But divine guidance is not…
Where God guides, God provides
Always beware anyone who reduces complex theology to a rhyming couplet. (The only rhyming theology I will allow is: “Jesus loves me this I know, ’cos the Bible tells me so.” Although even then I’ll want to have a conversation about what we mean by ‘love’, and how the Bible works.) Anyway, this one is usually deployed to mean: “We’ve prayed about this and we’re going ahead, so please supply your direct debit details.”
But what about all those times when perfectly good, viable, heartfelt projects have failed? I have friends who were doing good, sacrificial work in terribly deprived areas but had to stop because of a lack of funding. I don’t believe that God didn’t want that work to happen. Or that they were not ‘in his will’. Much more likely is that they weren’t good at marketing. Or that people just didn’t connect with it emotionally.
Because, as we all know…
The longest journey is the distance between your head and your heart
No, it isn’t. Actually, I would guess it’s either from pole to pole, or alternatively any journey that involves the M25. I actually quite like this one, because it’s true that we do have to emotionally engage with belief and not just hold it theoretically. But in the Bible the seat of the emotions is not the heart, but the bowels. Which makes much more sense, really, because we often speak of being ‘gutted’. So really, the longest journey should be between brain and bowels according to the Bible.

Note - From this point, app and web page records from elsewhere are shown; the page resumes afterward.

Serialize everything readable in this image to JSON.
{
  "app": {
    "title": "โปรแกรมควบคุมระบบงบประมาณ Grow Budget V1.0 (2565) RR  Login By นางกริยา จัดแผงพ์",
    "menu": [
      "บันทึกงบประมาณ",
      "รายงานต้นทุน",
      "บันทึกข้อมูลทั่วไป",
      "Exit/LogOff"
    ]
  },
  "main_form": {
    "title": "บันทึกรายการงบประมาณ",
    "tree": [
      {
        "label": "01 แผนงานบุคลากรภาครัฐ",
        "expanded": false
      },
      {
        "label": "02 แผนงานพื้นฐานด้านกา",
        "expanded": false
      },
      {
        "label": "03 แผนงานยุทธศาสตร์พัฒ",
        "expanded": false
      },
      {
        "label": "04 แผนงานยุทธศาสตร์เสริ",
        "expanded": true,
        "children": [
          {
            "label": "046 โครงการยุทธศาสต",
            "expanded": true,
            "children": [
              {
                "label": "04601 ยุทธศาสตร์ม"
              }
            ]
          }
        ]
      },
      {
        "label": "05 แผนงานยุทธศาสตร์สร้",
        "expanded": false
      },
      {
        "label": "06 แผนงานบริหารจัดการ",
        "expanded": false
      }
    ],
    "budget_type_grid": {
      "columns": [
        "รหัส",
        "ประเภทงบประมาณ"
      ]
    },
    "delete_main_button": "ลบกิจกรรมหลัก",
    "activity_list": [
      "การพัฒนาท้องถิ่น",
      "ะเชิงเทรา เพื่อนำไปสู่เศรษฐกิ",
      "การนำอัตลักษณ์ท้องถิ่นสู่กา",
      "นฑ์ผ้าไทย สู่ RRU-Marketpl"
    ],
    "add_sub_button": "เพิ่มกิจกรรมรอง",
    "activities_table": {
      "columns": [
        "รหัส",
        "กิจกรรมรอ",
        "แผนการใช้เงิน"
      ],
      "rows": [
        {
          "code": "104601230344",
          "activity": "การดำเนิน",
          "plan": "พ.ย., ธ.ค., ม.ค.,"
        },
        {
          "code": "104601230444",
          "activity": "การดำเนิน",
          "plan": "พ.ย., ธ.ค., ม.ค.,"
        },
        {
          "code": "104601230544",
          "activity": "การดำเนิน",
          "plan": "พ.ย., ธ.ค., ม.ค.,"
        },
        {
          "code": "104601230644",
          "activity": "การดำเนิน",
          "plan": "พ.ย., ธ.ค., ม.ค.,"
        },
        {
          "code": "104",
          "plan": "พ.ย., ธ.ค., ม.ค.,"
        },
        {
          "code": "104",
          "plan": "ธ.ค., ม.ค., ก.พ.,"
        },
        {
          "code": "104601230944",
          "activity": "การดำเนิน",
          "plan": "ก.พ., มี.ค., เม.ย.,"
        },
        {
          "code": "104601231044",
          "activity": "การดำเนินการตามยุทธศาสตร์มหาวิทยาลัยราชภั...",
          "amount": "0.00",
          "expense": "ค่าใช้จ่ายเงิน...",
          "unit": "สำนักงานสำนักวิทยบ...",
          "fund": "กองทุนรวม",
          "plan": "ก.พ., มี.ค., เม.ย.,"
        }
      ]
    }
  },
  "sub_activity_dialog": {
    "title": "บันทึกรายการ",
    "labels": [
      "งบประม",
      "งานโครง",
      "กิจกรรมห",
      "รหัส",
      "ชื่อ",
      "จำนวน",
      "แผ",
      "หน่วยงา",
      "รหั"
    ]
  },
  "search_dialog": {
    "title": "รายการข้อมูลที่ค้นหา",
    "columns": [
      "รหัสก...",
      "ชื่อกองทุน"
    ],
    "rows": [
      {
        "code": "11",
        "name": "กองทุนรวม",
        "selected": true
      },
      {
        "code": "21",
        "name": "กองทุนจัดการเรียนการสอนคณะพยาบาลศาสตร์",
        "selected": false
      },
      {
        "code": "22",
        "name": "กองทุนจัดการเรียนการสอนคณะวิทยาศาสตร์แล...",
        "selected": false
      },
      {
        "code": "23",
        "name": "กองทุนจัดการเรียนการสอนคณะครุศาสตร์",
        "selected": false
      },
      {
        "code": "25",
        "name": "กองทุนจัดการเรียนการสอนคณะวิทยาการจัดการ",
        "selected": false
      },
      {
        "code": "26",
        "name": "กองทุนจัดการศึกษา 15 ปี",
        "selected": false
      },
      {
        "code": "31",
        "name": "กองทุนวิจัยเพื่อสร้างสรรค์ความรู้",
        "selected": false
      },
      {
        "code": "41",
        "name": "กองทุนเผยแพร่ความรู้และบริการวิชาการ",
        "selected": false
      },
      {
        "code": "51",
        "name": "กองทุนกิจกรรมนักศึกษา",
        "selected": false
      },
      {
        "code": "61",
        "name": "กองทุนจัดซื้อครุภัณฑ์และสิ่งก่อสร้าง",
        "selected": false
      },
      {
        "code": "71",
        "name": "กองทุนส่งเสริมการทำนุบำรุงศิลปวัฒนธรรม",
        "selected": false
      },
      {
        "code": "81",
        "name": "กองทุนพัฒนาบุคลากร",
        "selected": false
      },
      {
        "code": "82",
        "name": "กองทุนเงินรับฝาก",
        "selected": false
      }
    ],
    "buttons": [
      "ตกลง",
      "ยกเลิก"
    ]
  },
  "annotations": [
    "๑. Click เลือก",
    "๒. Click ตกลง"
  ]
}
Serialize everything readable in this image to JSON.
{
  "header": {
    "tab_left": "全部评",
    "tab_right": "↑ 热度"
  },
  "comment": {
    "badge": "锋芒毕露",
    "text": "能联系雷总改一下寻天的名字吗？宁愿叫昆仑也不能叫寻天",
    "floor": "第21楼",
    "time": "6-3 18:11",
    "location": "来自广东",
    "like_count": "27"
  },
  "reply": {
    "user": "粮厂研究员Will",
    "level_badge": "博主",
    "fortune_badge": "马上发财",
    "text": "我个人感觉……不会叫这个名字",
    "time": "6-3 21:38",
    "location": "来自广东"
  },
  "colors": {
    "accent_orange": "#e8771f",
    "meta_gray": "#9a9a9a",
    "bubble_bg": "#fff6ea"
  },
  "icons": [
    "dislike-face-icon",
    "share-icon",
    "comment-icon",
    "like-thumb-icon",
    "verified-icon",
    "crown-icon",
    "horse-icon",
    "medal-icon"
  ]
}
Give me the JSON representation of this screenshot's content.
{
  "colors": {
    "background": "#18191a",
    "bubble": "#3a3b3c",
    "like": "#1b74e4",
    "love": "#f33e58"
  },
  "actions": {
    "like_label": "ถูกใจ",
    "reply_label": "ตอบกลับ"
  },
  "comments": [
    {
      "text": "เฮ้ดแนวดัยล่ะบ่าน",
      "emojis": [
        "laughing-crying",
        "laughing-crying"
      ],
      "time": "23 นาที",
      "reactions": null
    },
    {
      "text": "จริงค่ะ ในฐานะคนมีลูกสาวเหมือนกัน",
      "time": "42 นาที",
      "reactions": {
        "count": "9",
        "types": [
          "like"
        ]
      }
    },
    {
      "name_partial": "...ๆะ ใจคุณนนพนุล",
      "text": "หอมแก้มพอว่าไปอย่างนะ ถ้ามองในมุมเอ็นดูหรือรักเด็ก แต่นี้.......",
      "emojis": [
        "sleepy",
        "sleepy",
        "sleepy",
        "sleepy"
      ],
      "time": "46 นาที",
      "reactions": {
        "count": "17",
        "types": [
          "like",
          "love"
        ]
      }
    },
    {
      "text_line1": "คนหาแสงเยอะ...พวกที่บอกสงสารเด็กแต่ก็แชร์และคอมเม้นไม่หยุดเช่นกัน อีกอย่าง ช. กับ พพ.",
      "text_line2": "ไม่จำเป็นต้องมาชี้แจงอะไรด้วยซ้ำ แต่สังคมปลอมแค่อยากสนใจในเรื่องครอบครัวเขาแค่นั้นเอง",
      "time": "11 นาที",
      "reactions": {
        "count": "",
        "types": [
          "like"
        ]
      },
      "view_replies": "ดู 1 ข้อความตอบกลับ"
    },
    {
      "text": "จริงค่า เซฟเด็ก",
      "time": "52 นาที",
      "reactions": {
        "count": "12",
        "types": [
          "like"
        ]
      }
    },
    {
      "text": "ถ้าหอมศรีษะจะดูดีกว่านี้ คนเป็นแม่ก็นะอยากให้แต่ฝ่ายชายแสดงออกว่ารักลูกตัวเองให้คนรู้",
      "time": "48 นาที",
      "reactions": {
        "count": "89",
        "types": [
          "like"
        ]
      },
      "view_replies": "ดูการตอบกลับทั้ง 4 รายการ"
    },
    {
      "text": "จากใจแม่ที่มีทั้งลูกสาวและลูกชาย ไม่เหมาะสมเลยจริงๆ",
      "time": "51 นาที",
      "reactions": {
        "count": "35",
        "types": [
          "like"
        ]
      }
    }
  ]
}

And it’s good to read the Bible because…
A Bible that’s falling apart belongs to someone who isn’t
Not necessarily. It could just have been a really badly made Bible. But that’s not what this means, is it? It means that people who obsessively read the Bible won’t suffer from anxiety or mental health issues. Frankly, given the amount of church leaders I meet who are suffering from appalling stress, I don’t think this is true.
In fact, you could argue that one of the purposes of reading the Bible is to have our life shattered. The Bible is a place to encounter God and sometimes our lives need to collapse in order to be rebuilt. The Bible is many things, but it is not safe. And it is certainly not…
God’s instruction manual
The Bible is not an instruction manual. I mean, I’ve looked and it hasn’t helped me load the dishwasher. Again, I can see what the phrase is trying to do, except that’s not actually how the Bible works. This implies that there is always one, simple way of reading and implementing scripture. As the more extreme, triple-rhymed version goes: “God said it. I believe it. That settles it.” But scripture needs interpreting and discussing and thinking about. Scripture does that kind of thing itself. In the Bible, even when God said it, not everyone believed it, and nobody thought that it settled it.
Indeed, it’s living with the unsettled, difficult things that shows the limitations of these cliches. When I started on this article I thought I was going to write a breezy, funny 1,500 words on silly phrases that Christians use. (That’s what I thought I was getting as well – Ed.) But I’ve come to see that these phrases really can have a damaging effect. At best they are theological morphine, something to dull the pain. And not just the pain of the listeners: often they are escape routes for us who use them; ways to avoid the difficult work of sitting with people in their confusion or despair. Or even ways to avoid confronting our own doubts and questions.
At worst they reinforce false ideas of God. He is not a mad scientist. Nor is he Santa Claus. And he’s definitely not someone who guides us only by slamming the door in our face. God is love. That may sound cliched. But it’s true.